Subject Guide 2011 Overview
The new Language B Subject Guide is available on the Online Curriculum Centre (OCC) website.
This was first posted as a 'pre-publication' version, and only achieved definitive, official publication in February 2011. It might be wise to check that you have the definitive version.
This section of the Eng B website is intended to provide on-going, detailed commentary on what the Guide says, and what this means for the teaching and examining of English B.
The new Language B Subject Guide has been described to me by an IB insider as 'topic-based'. This means that a list of subject areas is provided (see pages 17-21); and these subject areas are divided into 'Core' (subject areas that have to be addressed by all students), and 'Options' (which the teacher selects). Each of the various assessment components is linked specifically to either Core or Options (see the Assessment Outlines - SL p.27, HL p.28).
Another view expressed to me is that the 'Intercultural Dimension' is "at the heart of the new programme". What this means is explained under the heading Intercultural Dimension (p. 22), beginning with the sentence "Plurilingualism and intercultural understanding are major goals in language teaching and learning".
Literature returns as a mandatory element at HL, and as an option at SL. See page 21.
Significant changes in the assessment process are :
- the Written Response in the current Paper 1 disappears ... but a 'Personal Response' is introduced in the new Paper 2, at HL only (see p.41 - 'Section B')
- a wholly new Written Assignment is introduced - at HL, this is based on one of the works of literature studied, at SL on three texts selected by the teacher and related to one of the Options (HL - see pages 41-43; SL - see pages 33-34)
NOTE : the description of the Written Assignment above will apply until the Nov14 exam session ... but a NEW Written Assignment procedure will apply from the exam session May15. Changes particularly apply to the SL WA - see the page New WA for May 2015 and related pages.
- the Oral Individual Interview is based on a photograph, related to one of the Options, as a stimulus, leading to a discussion (see HL - pages 59-60; SL - pages 52-54).
- And of course the marking criteria have been re-written, to accomodate the new elements in assessment.
The new Guide sets out to encourage good language teaching, and so good practice under the current Guide will still apply - the Core topics, for instance, are subject areas that many teachers will already deal with anyway. However, it is clear that the changes noted above will require some adjustment to the way that Language B programmes are organised and taught.
Here is my check list of issues that need to be addressed :
> planning a course around the topics (+ Literature at HL)
At least two aspects of three Core areas and two Options mean that at least ten 'modules' need to be considered - along with space for Literature (two texts at HL; at SL, one text may replace one of the Options). [See New course sample outline ]
> deciding what one wishes to achieve by dealing with the topics

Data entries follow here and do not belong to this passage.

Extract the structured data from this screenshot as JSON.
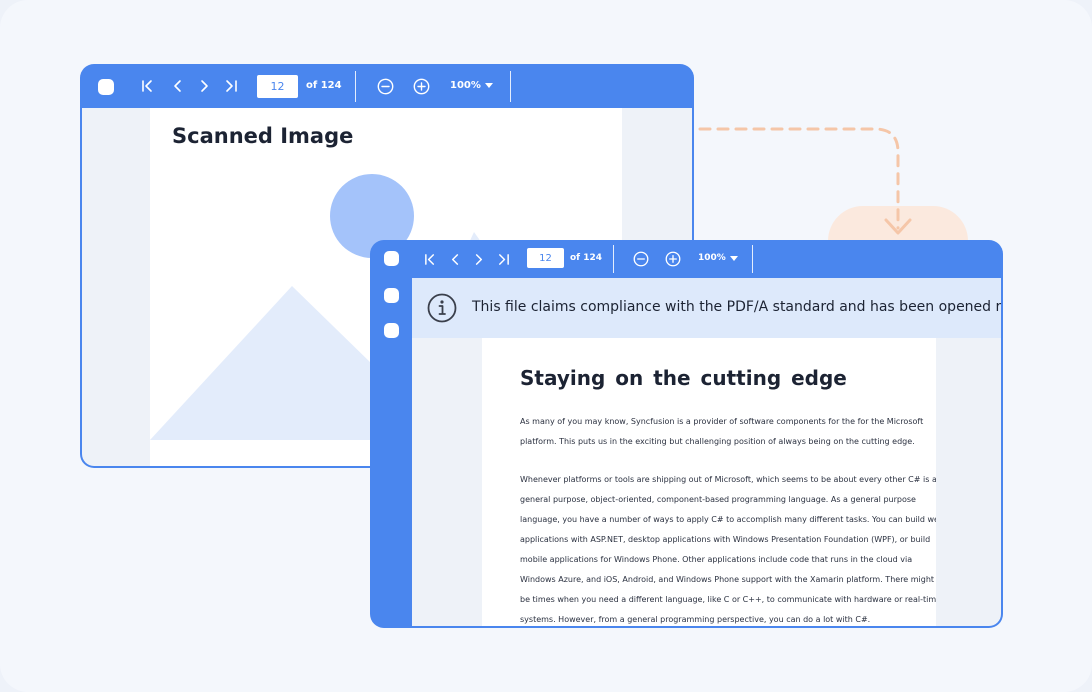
{
  "viewer_back": {
    "toolbar": {
      "page_number": "12",
      "page_total": "of 124",
      "zoom": "100%"
    },
    "page": {
      "title": "Scanned Image"
    }
  },
  "viewer_front": {
    "toolbar": {
      "page_number": "12",
      "page_total": "of 124",
      "zoom": "100%"
    },
    "notification": {
      "text": "This file claims compliance with the PDF/A standard and has been opened r"
    },
    "page": {
      "title": "Staying  on  the cutting  edge",
      "paragraph1": [
        "As many of you may know, Syncfusion is a provider of software components for the for the Microsoft",
        "platform. This puts us in the exciting but challenging position of always being on the cutting edge."
      ],
      "paragraph2": [
        "Whenever platforms or tools are shipping out of Microsoft, which seems to be about every other C# is a",
        "general purpose, object-oriented, component-based programming language. As a general purpose",
        "language, you have a number of ways to apply C# to accomplish many different tasks. You can build web",
        "applications with ASP.NET, desktop applications with Windows Presentation Foundation (WPF), or build",
        "mobile applications for Windows Phone. Other applications include code that runs in the cloud via",
        "Windows Azure, and iOS, Android, and Windows Phone support with the Xamarin platform. There might",
        "be times when you need a different language, like C or C++, to communicate with hardware or real-time",
        "systems. However, from a general programming perspective, you can do a lot with C#."
      ]
    }
  },
  "icons": {
    "first": "first-page-icon",
    "prev": "previous-page-icon",
    "next": "next-page-icon",
    "last": "last-page-icon",
    "zoom_out": "zoom-out-icon",
    "zoom_in": "zoom-in-icon",
    "info": "info-icon"
  },
  "colors": {
    "primary": "#4a86ee",
    "notification_bg": "#dde9fb",
    "accent_connector": "#f5c6a8"
  }
}
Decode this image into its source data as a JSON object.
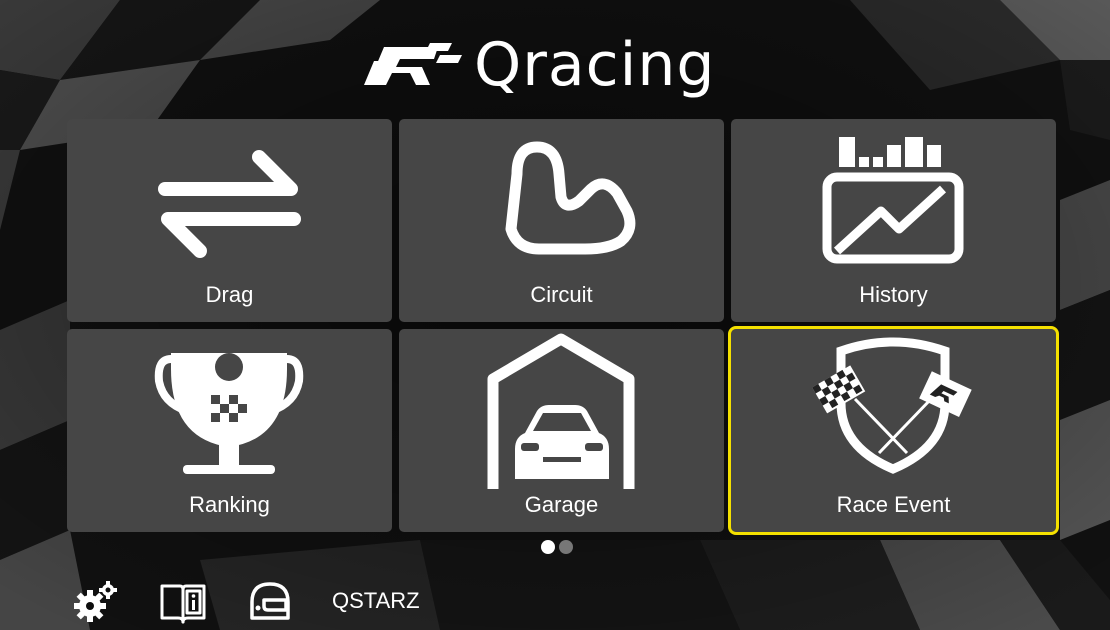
{
  "app": {
    "logo_text": "Qracing"
  },
  "tiles": [
    {
      "label": "Drag",
      "icon": "drag-arrows-icon",
      "selected": false
    },
    {
      "label": "Circuit",
      "icon": "circuit-track-icon",
      "selected": false
    },
    {
      "label": "History",
      "icon": "history-chart-icon",
      "selected": false
    },
    {
      "label": "Ranking",
      "icon": "trophy-icon",
      "selected": false
    },
    {
      "label": "Garage",
      "icon": "garage-car-icon",
      "selected": false
    },
    {
      "label": "Race Event",
      "icon": "checkered-flags-shield-icon",
      "selected": true
    }
  ],
  "pager": {
    "pages": 2,
    "active": 1
  },
  "bottom_bar": {
    "icons": [
      "gears-icon",
      "manual-book-icon",
      "helmet-icon"
    ],
    "brand": "QSTARZ"
  },
  "colors": {
    "tile_bg": "#464646",
    "selected_outline": "#f4e000",
    "background": "#0d0d0d"
  }
}
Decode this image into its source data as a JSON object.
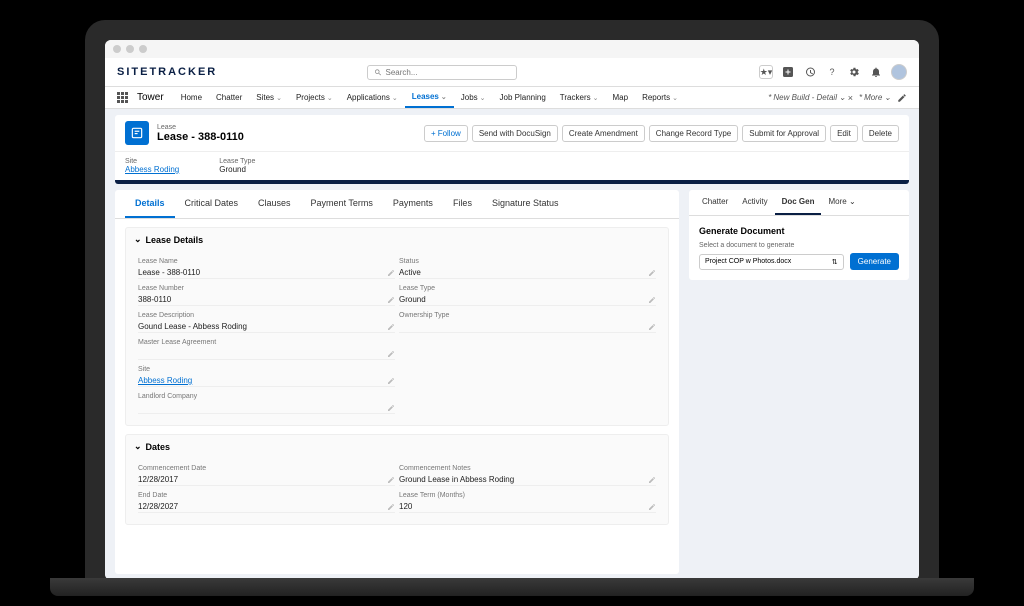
{
  "app": {
    "logo": "SITETRACKER",
    "search_placeholder": "Search..."
  },
  "nav": {
    "title": "Tower",
    "items": [
      {
        "label": "Home",
        "dropdown": false
      },
      {
        "label": "Chatter",
        "dropdown": false
      },
      {
        "label": "Sites",
        "dropdown": true
      },
      {
        "label": "Projects",
        "dropdown": true
      },
      {
        "label": "Applications",
        "dropdown": true
      },
      {
        "label": "Leases",
        "dropdown": true,
        "active": true
      },
      {
        "label": "Jobs",
        "dropdown": true
      },
      {
        "label": "Job Planning",
        "dropdown": false
      },
      {
        "label": "Trackers",
        "dropdown": true
      },
      {
        "label": "Map",
        "dropdown": false
      },
      {
        "label": "Reports",
        "dropdown": true
      }
    ],
    "right": {
      "open_tab": "New Build - Detail",
      "more": "More"
    }
  },
  "record": {
    "type": "Lease",
    "title": "Lease - 388-0110",
    "actions": [
      "Follow",
      "Send with DocuSign",
      "Create Amendment",
      "Change Record Type",
      "Submit for Approval",
      "Edit",
      "Delete"
    ],
    "header_fields": [
      {
        "label": "Site",
        "value": "Abbess Roding",
        "link": true
      },
      {
        "label": "Lease Type",
        "value": "Ground"
      }
    ]
  },
  "left_tabs": [
    "Details",
    "Critical Dates",
    "Clauses",
    "Payment Terms",
    "Payments",
    "Files",
    "Signature Status"
  ],
  "sections": {
    "lease_details": {
      "title": "Lease Details",
      "rows": [
        [
          {
            "label": "Lease Name",
            "value": "Lease - 388-0110"
          },
          {
            "label": "Status",
            "value": "Active"
          }
        ],
        [
          {
            "label": "Lease Number",
            "value": "388-0110"
          },
          {
            "label": "Lease Type",
            "value": "Ground"
          }
        ],
        [
          {
            "label": "Lease Description",
            "value": "Gound Lease - Abbess Roding"
          },
          {
            "label": "Ownership Type",
            "value": ""
          }
        ],
        [
          {
            "label": "Master Lease Agreement",
            "value": ""
          },
          null
        ],
        [
          {
            "label": "Site",
            "value": "Abbess Roding",
            "link": true
          },
          null
        ],
        [
          {
            "label": "Landlord Company",
            "value": ""
          },
          null
        ]
      ]
    },
    "dates": {
      "title": "Dates",
      "rows": [
        [
          {
            "label": "Commencement Date",
            "value": "12/28/2017"
          },
          {
            "label": "Commencement Notes",
            "value": "Ground Lease in Abbess Roding"
          }
        ],
        [
          {
            "label": "End Date",
            "value": "12/28/2027"
          },
          {
            "label": "Lease Term (Months)",
            "value": "120"
          }
        ]
      ]
    }
  },
  "right_tabs": [
    "Chatter",
    "Activity",
    "Doc Gen",
    "More"
  ],
  "docgen": {
    "title": "Generate Document",
    "hint": "Select a document to generate",
    "selected": "Project COP w Photos.docx",
    "button": "Generate"
  }
}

The Language A: Language & Literature Subject Guide specifies 'learning outcomes' at the head of lists of "Areas to be considered" - the Language B Subject Guide leaves such 'learning outcomes' up to the teacher. [See The thematic approach in the page About topics for a discussion of key factors in using a topic-based approach.]
> interpreting the Intercultural Dimension
The Guide recommends that "cultural prototypes be identified, rather than stereotypes", and that students should "develop an intercultural engagement" ... so teachers will have to consider what these terms mean, and how they will achieve these goals. [See Intercultural dimension ]
> teaching for the Personal Response
The Personal Response task (HL paper 2, Section B) should be "in the form of an essay" ('pre-publication' Guide, p.41) - but what sort of an 'essay' can be produced in a maximum of 250 words? Appropriate style, register and approach will have to be considered. [See Paper 2 changes ]
> preparing for the Written Assignment
The Written Assignment (will 'WA' become the jargon? ... 'WAAAH!') will require an approach to writing not currently assessed; and the detailed procedure for producing the WAs is laid out carefully and clearly in the Guide. [See Written Assignment ]
> deciding how to handle the Individual Interview, and selecting photos accordingly
The teacher has to select the photographs that will form the stimulus for the students, and so needs to decide which aspects of the Options studied in class should be used as the basis for discussion. [See New Oral Interview ]
> assimilating the new Marking Criteria, and any changes of priorities involved
While the new Criteria cover much of the same ground as the current ones, there are changes in emphasis and organisation - and of course the WA Criteria are completely new. [See Criteria, distilled ]
Note that it appears that Teacher Support Material will be produced to amplify and further define the instructions given in the Guide. That such material should have appeared even before the teaching of the programme was due to start is a welcome innovation on the part of IB. The first of such material appeared in May 2011.